AML/KYC regulations are among the biggest hindrances to the advancement of Bitcoin and cryptocurrency. These same regulations aren't even being properly applied to the banks and institutions that we're supposed to trust. It is imperative that we find better solutions to solve these problems.

While some crypto-assets have an emphasis on privacy, Bitcoin is a public pseudonymous ledger. Anybody can see which addresses have how much money, where it came from, and where it's going, all the way back to the very creation of that unit of money. This is impossible with our current financial system.
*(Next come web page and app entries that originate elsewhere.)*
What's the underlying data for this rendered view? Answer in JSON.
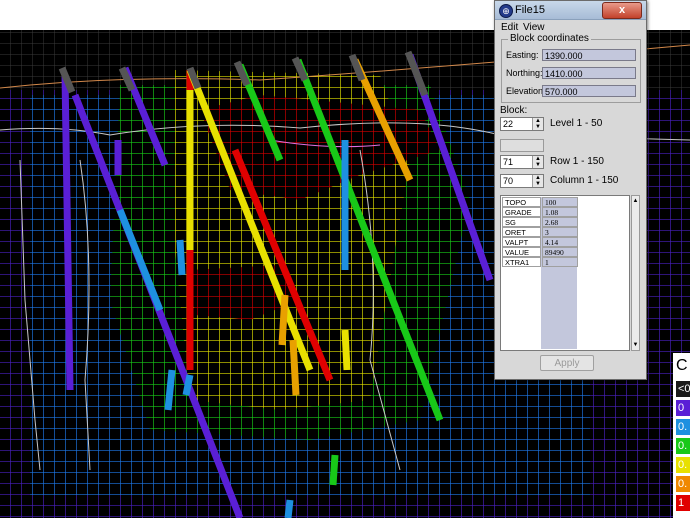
{
  "window": {
    "title": "File15",
    "close_label": "x",
    "menu": [
      "Edit",
      "View"
    ]
  },
  "block_coordinates": {
    "label": "Block coordinates",
    "easting_label": "Easting:",
    "easting_value": "1390.000",
    "northing_label": "Northing:",
    "northing_value": "1410.000",
    "elevation_label": "Elevation:",
    "elevation_value": "570.000"
  },
  "block": {
    "label": "Block:",
    "level_value": "22",
    "level_range": "Level 1 - 50",
    "row_value": "71",
    "row_range": "Row 1 - 150",
    "column_value": "70",
    "column_range": "Column 1 - 150"
  },
  "attributes": [
    {
      "name": "TOPO",
      "value": "100"
    },
    {
      "name": "GRADE",
      "value": "1.08"
    },
    {
      "name": "SG",
      "value": "2.68"
    },
    {
      "name": "ORET",
      "value": "3"
    },
    {
      "name": "VALPT",
      "value": "4.14"
    },
    {
      "name": "VALUE",
      "value": "89490"
    },
    {
      "name": "XTRA1",
      "value": "1"
    }
  ],
  "apply_label": "Apply",
  "legend": {
    "title": "C",
    "entries": [
      {
        "label": "<0",
        "color": "#1a1a1a"
      },
      {
        "label": "0",
        "color": "#5a1fd6"
      },
      {
        "label": "0.",
        "color": "#1e90e0"
      },
      {
        "label": "0.",
        "color": "#18c818"
      },
      {
        "label": "0.",
        "color": "#e8e000"
      },
      {
        "label": "0.",
        "color": "#f08800"
      },
      {
        "label": "1",
        "color": "#e00000"
      }
    ]
  },
  "colors": {
    "background": "#000000",
    "grid_blue": "#1e78e8",
    "grid_purple": "#4a20c0",
    "grid_green": "#18c818",
    "grid_yellow": "#e0e000",
    "grid_red": "#d00000",
    "drillhole_top": "#555555",
    "contour_line": "#c8c8c8"
  }
}
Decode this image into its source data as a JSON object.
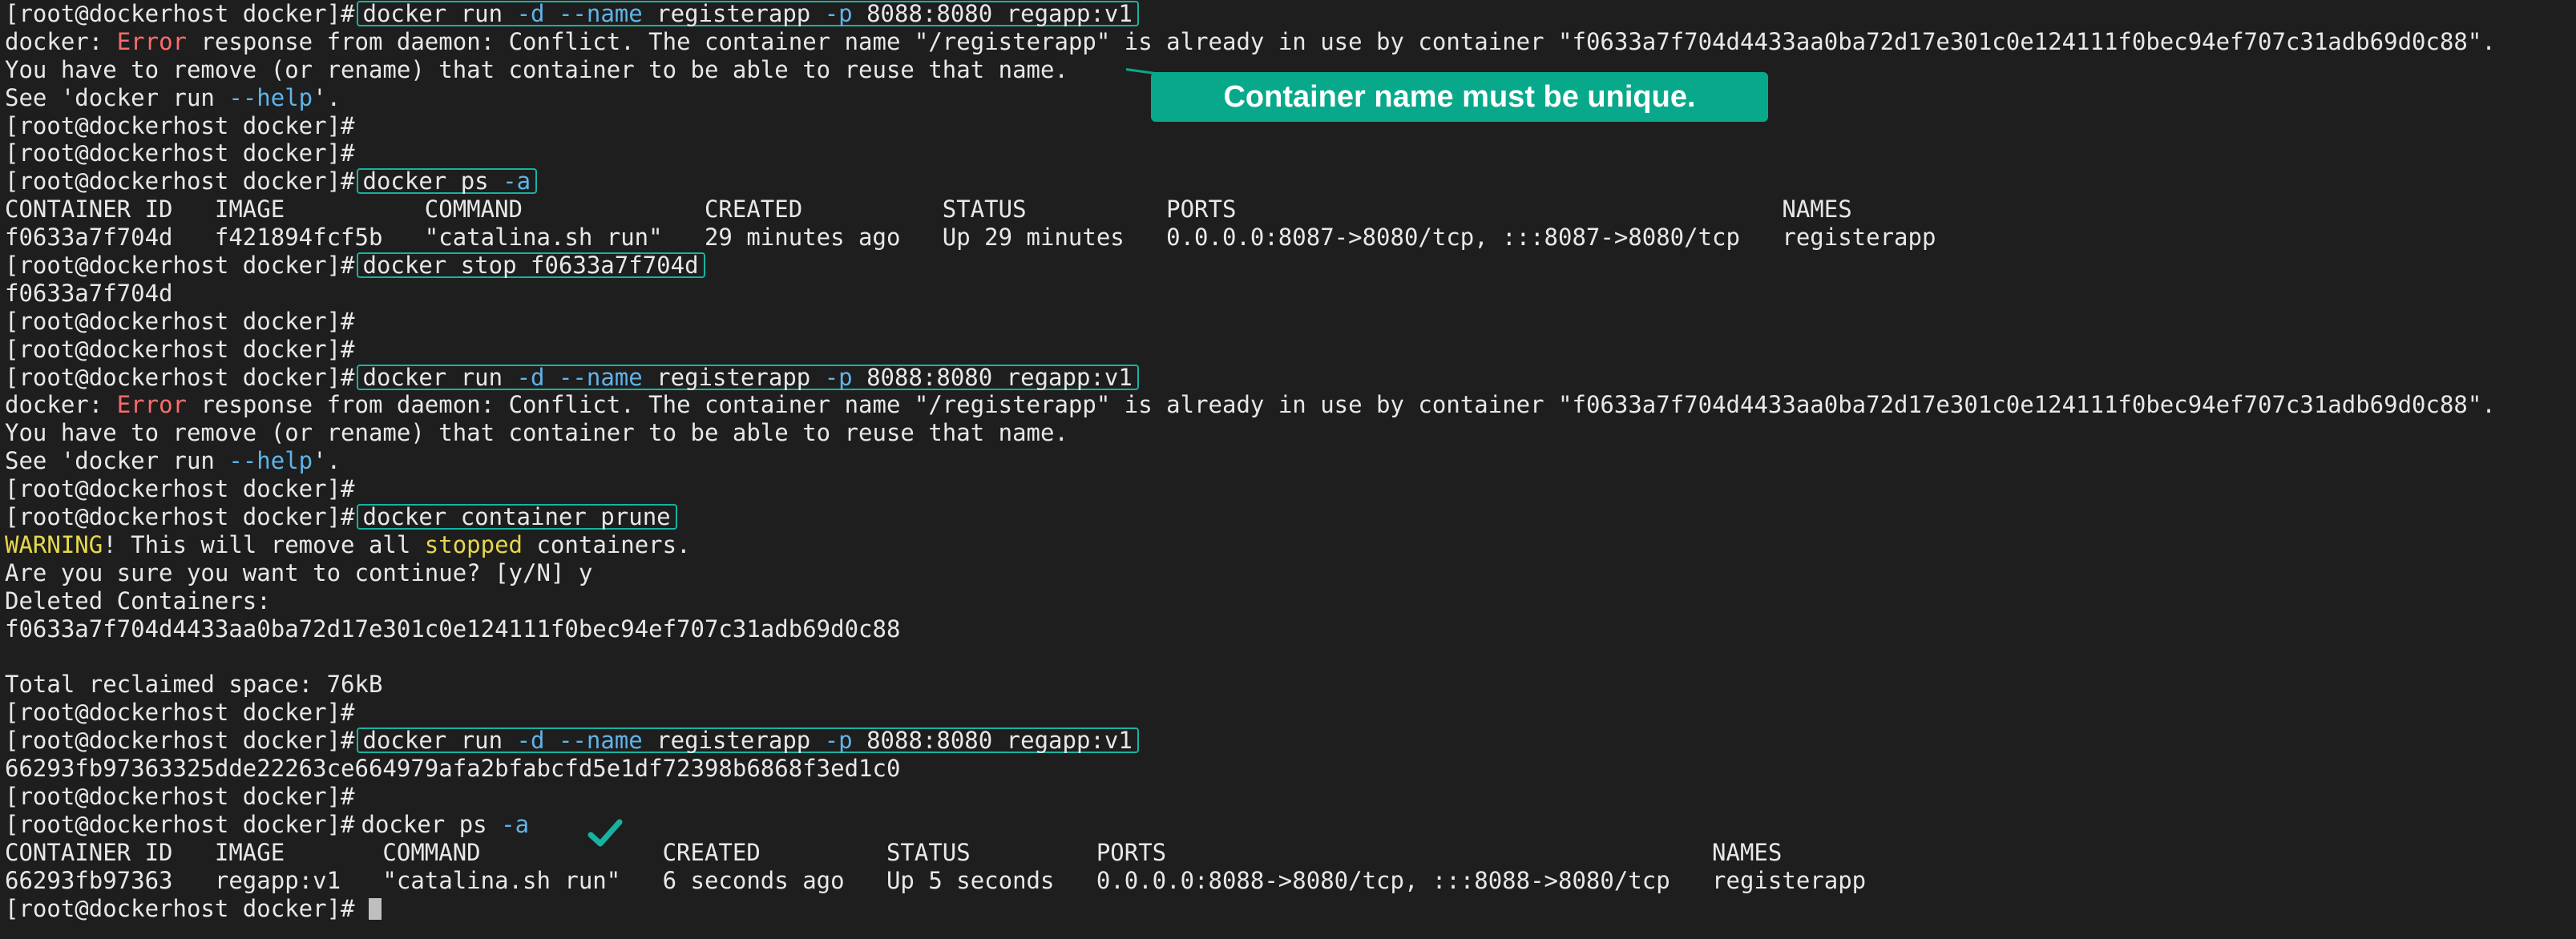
{
  "terminal": {
    "prompt": "[root@dockerhost docker]#",
    "lines": [
      {
        "type": "cmd",
        "boxed": true,
        "cmd_pre": "docker run ",
        "flag1": "-d",
        "mid1": " ",
        "flag2": "--name",
        "mid2": " registerapp ",
        "flag3": "-p",
        "post": " 8088:8080 regapp:v1"
      },
      {
        "type": "error",
        "pre": "docker: ",
        "err": "Error",
        "post": " response from daemon: Conflict. The container name \"/registerapp\" is already in use by container \"f0633a7f704d4433aa0ba72d17e301c0e124111f0bec94ef707c31adb69d0c88\"."
      },
      {
        "type": "text",
        "text": "You have to remove (or rename) that container to be able to reuse that name."
      },
      {
        "type": "help",
        "pre": "See 'docker run ",
        "flag": "--help",
        "post": "'."
      },
      {
        "type": "prompt"
      },
      {
        "type": "prompt"
      },
      {
        "type": "cmd",
        "boxed": true,
        "cmd_pre": "docker ps ",
        "flag1": "-a",
        "mid1": "",
        "flag2": "",
        "mid2": "",
        "flag3": "",
        "post": ""
      },
      {
        "type": "text",
        "text": "CONTAINER ID   IMAGE          COMMAND             CREATED          STATUS          PORTS                                       NAMES"
      },
      {
        "type": "text",
        "text": "f0633a7f704d   f421894fcf5b   \"catalina.sh run\"   29 minutes ago   Up 29 minutes   0.0.0.0:8087->8080/tcp, :::8087->8080/tcp   registerapp"
      },
      {
        "type": "cmd",
        "boxed": true,
        "cmd_pre": "docker stop f0633a7f704d",
        "flag1": "",
        "mid1": "",
        "flag2": "",
        "mid2": "",
        "flag3": "",
        "post": ""
      },
      {
        "type": "text",
        "text": "f0633a7f704d"
      },
      {
        "type": "prompt"
      },
      {
        "type": "prompt"
      },
      {
        "type": "cmd",
        "boxed": true,
        "cmd_pre": "docker run ",
        "flag1": "-d",
        "mid1": " ",
        "flag2": "--name",
        "mid2": " registerapp ",
        "flag3": "-p",
        "post": " 8088:8080 regapp:v1"
      },
      {
        "type": "error",
        "pre": "docker: ",
        "err": "Error",
        "post": " response from daemon: Conflict. The container name \"/registerapp\" is already in use by container \"f0633a7f704d4433aa0ba72d17e301c0e124111f0bec94ef707c31adb69d0c88\"."
      },
      {
        "type": "text",
        "text": "You have to remove (or rename) that container to be able to reuse that name."
      },
      {
        "type": "help",
        "pre": "See 'docker run ",
        "flag": "--help",
        "post": "'."
      },
      {
        "type": "prompt"
      },
      {
        "type": "cmd",
        "boxed": true,
        "cmd_pre": "docker container prune",
        "flag1": "",
        "mid1": "",
        "flag2": "",
        "mid2": "",
        "flag3": "",
        "post": ""
      },
      {
        "type": "warning",
        "w1": "WARNING",
        "t1": "! This will remove all ",
        "w2": "stopped",
        "t2": " containers."
      },
      {
        "type": "text",
        "text": "Are you sure you want to continue? [y/N] y"
      },
      {
        "type": "text",
        "text": "Deleted Containers:"
      },
      {
        "type": "text",
        "text": "f0633a7f704d4433aa0ba72d17e301c0e124111f0bec94ef707c31adb69d0c88"
      },
      {
        "type": "text",
        "text": ""
      },
      {
        "type": "text",
        "text": "Total reclaimed space: 76kB"
      },
      {
        "type": "prompt"
      },
      {
        "type": "cmd",
        "boxed": true,
        "cmd_pre": "docker run ",
        "flag1": "-d",
        "mid1": " ",
        "flag2": "--name",
        "mid2": " registerapp ",
        "flag3": "-p",
        "post": " 8088:8080 regapp:v1"
      },
      {
        "type": "text",
        "text": "66293fb97363325dde22263ce664979afa2bfabcfd5e1df72398b6868f3ed1c0"
      },
      {
        "type": "prompt"
      },
      {
        "type": "cmd",
        "boxed": false,
        "cmd_pre": "docker ps ",
        "flag1": "-a",
        "mid1": "",
        "flag2": "",
        "mid2": "",
        "flag3": "",
        "post": ""
      },
      {
        "type": "text",
        "text": "CONTAINER ID   IMAGE       COMMAND             CREATED         STATUS         PORTS                                       NAMES"
      },
      {
        "type": "text",
        "text": "66293fb97363   regapp:v1   \"catalina.sh run\"   6 seconds ago   Up 5 seconds   0.0.0.0:8088->8080/tcp, :::8088->8080/tcp   registerapp"
      },
      {
        "type": "cursor"
      }
    ]
  },
  "callout": {
    "text": "Container name must be unique."
  },
  "icons": {
    "check": "check-icon"
  },
  "colors": {
    "background": "#1e1e1e",
    "box": "#17b3a0",
    "callout": "#08a98b",
    "flag": "#5fb4ea",
    "error": "#ff6b6b",
    "warning": "#e6d84a"
  }
}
The ultimate goal of any money launderer is to have an untraceable chain of transactions, but Bitcoin was built to have an immutable public record of all transactions. Go ahead and add "stopping terrorists and drug cartels" to the list of 1001 reasons that Bitcoin is simply better.

That's all for today, stay tuned for another Ryze Recap later this week breaking down the OCC's big news about stablecoins, and more.

Written by Ryze— the most powerful way to allocate to Bitcoin #BTFD